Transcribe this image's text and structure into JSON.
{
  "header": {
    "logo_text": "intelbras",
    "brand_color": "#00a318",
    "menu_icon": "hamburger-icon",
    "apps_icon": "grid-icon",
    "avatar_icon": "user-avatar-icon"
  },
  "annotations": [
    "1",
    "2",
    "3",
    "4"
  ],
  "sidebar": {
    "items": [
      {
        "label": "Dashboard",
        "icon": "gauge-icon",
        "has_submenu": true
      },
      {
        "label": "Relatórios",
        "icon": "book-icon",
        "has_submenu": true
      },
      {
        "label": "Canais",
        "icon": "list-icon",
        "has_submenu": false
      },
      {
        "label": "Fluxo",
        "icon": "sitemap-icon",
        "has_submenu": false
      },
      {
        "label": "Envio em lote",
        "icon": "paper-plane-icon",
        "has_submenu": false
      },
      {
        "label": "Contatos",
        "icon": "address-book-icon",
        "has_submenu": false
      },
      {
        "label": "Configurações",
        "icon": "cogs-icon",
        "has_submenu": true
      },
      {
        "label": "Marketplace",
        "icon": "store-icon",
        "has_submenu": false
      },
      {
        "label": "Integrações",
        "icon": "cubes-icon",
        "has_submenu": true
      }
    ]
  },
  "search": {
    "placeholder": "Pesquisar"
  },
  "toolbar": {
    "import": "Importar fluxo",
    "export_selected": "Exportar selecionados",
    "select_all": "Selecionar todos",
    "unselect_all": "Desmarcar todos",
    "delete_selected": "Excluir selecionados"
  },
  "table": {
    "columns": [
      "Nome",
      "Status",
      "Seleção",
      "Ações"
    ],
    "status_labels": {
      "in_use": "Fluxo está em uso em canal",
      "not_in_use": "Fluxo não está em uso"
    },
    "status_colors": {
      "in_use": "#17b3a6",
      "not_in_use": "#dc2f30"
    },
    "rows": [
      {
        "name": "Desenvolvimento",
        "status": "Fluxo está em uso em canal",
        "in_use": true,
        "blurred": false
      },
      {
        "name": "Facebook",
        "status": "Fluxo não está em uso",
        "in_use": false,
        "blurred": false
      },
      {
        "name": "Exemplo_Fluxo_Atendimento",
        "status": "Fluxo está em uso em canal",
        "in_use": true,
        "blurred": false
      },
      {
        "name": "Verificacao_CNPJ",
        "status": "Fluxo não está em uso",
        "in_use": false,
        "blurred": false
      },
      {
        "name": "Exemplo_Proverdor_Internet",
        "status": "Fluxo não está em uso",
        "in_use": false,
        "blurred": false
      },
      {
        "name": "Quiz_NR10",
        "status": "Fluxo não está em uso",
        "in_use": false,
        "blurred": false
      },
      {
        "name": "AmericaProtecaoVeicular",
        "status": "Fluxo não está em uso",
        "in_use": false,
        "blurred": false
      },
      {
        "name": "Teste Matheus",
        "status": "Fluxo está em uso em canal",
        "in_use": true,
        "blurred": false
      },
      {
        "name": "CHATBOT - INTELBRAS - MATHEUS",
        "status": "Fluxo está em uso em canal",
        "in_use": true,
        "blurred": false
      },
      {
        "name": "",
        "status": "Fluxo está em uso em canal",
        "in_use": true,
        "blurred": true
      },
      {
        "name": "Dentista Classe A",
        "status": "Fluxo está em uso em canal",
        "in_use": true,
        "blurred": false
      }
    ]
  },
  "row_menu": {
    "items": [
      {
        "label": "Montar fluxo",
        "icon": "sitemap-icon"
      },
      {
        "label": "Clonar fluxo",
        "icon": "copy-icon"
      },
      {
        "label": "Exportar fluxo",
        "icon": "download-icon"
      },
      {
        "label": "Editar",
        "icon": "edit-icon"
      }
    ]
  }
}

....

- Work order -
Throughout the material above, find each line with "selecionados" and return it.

- Expected answer -
    "export_selected": "Exportar selecionados",
    "delete_selected": "Excluir selecionados"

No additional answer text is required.